TASK INPUT Start Marker
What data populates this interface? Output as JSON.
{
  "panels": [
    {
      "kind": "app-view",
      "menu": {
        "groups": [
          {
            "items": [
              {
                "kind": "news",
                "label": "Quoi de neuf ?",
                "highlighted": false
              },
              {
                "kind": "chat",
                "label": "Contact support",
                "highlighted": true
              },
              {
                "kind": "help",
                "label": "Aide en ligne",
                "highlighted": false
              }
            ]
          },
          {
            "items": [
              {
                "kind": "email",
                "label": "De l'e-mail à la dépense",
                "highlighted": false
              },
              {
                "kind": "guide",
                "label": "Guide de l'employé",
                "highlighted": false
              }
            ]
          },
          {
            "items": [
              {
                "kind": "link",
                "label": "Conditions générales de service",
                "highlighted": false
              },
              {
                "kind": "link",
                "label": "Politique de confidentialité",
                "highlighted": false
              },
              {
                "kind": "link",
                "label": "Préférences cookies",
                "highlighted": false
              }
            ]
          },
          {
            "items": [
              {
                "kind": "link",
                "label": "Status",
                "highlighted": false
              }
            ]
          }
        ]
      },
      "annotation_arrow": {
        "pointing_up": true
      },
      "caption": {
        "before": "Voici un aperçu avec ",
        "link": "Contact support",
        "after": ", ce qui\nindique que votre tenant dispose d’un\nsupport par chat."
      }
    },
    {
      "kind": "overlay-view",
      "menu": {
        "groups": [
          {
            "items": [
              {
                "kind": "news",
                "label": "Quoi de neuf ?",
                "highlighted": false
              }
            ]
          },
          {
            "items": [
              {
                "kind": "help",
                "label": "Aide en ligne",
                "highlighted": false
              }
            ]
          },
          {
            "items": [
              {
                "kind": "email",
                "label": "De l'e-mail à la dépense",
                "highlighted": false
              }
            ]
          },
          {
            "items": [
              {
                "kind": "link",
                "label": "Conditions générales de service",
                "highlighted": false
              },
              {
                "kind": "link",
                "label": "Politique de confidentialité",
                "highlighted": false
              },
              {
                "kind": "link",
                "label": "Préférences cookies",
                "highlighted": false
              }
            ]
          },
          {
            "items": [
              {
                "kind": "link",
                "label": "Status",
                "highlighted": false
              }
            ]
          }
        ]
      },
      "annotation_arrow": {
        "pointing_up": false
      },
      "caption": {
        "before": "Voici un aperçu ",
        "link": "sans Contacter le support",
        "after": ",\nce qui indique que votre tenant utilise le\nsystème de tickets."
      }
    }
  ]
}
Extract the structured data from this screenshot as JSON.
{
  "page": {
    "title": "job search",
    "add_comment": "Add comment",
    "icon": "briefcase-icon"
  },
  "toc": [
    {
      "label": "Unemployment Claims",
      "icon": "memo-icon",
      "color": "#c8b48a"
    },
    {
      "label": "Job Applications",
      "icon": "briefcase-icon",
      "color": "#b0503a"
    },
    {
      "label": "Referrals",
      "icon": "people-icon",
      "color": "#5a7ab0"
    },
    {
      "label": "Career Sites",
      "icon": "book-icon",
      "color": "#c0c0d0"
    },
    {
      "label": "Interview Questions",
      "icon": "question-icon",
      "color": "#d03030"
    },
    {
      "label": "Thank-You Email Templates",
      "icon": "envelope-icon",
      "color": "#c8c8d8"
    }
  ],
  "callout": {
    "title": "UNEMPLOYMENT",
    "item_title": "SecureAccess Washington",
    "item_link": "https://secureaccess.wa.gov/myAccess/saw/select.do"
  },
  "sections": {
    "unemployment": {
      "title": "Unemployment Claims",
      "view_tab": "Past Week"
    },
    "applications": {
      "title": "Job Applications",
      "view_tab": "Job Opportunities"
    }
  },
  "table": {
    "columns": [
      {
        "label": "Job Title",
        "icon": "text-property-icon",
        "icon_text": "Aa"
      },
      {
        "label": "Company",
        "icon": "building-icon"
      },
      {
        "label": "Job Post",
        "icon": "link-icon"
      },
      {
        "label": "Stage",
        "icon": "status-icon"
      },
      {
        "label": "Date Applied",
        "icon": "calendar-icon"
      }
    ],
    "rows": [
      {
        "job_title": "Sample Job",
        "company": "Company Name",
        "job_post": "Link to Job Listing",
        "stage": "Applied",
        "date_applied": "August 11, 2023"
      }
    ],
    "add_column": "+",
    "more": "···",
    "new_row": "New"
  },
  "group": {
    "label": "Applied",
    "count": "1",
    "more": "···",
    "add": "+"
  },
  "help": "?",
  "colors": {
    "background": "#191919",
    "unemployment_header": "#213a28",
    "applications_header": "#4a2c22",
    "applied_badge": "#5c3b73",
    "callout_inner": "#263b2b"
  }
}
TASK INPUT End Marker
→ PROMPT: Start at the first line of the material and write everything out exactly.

→ EXERCISE SOLUTION:
What data populates this interface? Output as JSON.
{
  "panels": [
    {
      "kind": "app-view",
      "menu": {
        "groups": [
          {
            "items": [
              {
                "kind": "news",
                "label": "Quoi de neuf ?",
                "highlighted": false
              },
              {
                "kind": "chat",
                "label": "Contact support",
                "highlighted": true
              },
              {
                "kind": "help",
                "label": "Aide en ligne",
                "highlighted": false
              }
            ]
          },
          {
            "items": [
              {
                "kind": "email",
                "label": "De l'e-mail à la dépense",
                "highlighted": false
              },
              {
                "kind": "guide",
                "label": "Guide de l'employé",
                "highlighted": false
              }
            ]
          },
          {
            "items": [
              {
                "kind": "link",
                "label": "Conditions générales de service",
                "highlighted": false
              },
              {
                "kind": "link",
                "label": "Politique de confidentialité",
                "highlighted": false
              },
              {
                "kind": "link",
                "label": "Préférences cookies",
                "highlighted": false
              }
            ]
          },
          {
            "items": [
              {
                "kind": "link",
                "label": "Status",
                "highlighted": false
              }
            ]
          }
        ]
      },
      "annotation_arrow": {
        "pointing_up": true
      },
      "caption": {
        "before": "Voici un aperçu avec ",
        "link": "Contact support",
        "after": ", ce qui\nindique que votre tenant dispose d’un\nsupport par chat."
      }
    },
    {
      "kind": "overlay-view",
      "menu": {
        "groups": [
          {
            "items": [
              {
                "kind": "news",
                "label": "Quoi de neuf ?",
                "highlighted": false
              }
            ]
          },
          {
            "items": [
              {
                "kind": "help",
                "label": "Aide en ligne",
                "highlighted": false
              }
            ]
          },
          {
            "items": [
              {
                "kind": "email",
                "label": "De l'e-mail à la dépense",
                "highlighted": false
              }
            ]
          },
          {
            "items": [
              {
                "kind": "link",
                "label": "Conditions générales de service",
                "highlighted": false
              },
              {
                "kind": "link",
                "label": "Politique de confidentialité",
                "highlighted": false
              },
              {
                "kind": "link",
                "label": "Préférences cookies",
                "highlighted": false
              }
            ]
          },
          {
            "items": [
              {
                "kind": "link",
                "label": "Status",
                "highlighted": false
              }
            ]
          }
        ]
      },
      "annotation_arrow": {
        "pointing_up": false
      },
      "caption": {
        "before": "Voici un aperçu ",
        "link": "sans Contacter le support",
        "after": ",\nce qui indique que votre tenant utilise le\nsystème de tickets."
      }
    }
  ]
}
Extract the structured data from this screenshot as JSON.
{
  "page": {
    "title": "job search",
    "add_comment": "Add comment",
    "icon": "briefcase-icon"
  },
  "toc": [
    {
      "label": "Unemployment Claims",
      "icon": "memo-icon",
      "color": "#c8b48a"
    },
    {
      "label": "Job Applications",
      "icon": "briefcase-icon",
      "color": "#b0503a"
    },
    {
      "label": "Referrals",
      "icon": "people-icon",
      "color": "#5a7ab0"
    },
    {
      "label": "Career Sites",
      "icon": "book-icon",
      "color": "#c0c0d0"
    },
    {
      "label": "Interview Questions",
      "icon": "question-icon",
      "color": "#d03030"
    },
    {
      "label": "Thank-You Email Templates",
      "icon": "envelope-icon",
      "color": "#c8c8d8"
    }
  ],
  "callout": {
    "title": "UNEMPLOYMENT",
    "item_title": "SecureAccess Washington",
    "item_link": "https://secureaccess.wa.gov/myAccess/saw/select.do"
  },
  "sections": {
    "unemployment": {
      "title": "Unemployment Claims",
      "view_tab": "Past Week"
    },
    "applications": {
      "title": "Job Applications",
      "view_tab": "Job Opportunities"
    }
  },
  "table": {
    "columns": [
      {
        "label": "Job Title",
        "icon": "text-property-icon",
        "icon_text": "Aa"
      },
      {
        "label": "Company",
        "icon": "building-icon"
      },
      {
        "label": "Job Post",
        "icon": "link-icon"
      },
      {
        "label": "Stage",
        "icon": "status-icon"
      },
      {
        "label": "Date Applied",
        "icon": "calendar-icon"
      }
    ],
    "rows": [
      {
        "job_title": "Sample Job",
        "company": "Company Name",
        "job_post": "Link to Job Listing",
        "stage": "Applied",
        "date_applied": "August 11, 2023"
      }
    ],
    "add_column": "+",
    "more": "···",
    "new_row": "New"
  },
  "group": {
    "label": "Applied",
    "count": "1",
    "more": "···",
    "add": "+"
  },
  "help": "?",
  "colors": {
    "background": "#191919",
    "unemployment_header": "#213a28",
    "applications_header": "#4a2c22",
    "applied_badge": "#5c3b73",
    "callout_inner": "#263b2b"
  }
}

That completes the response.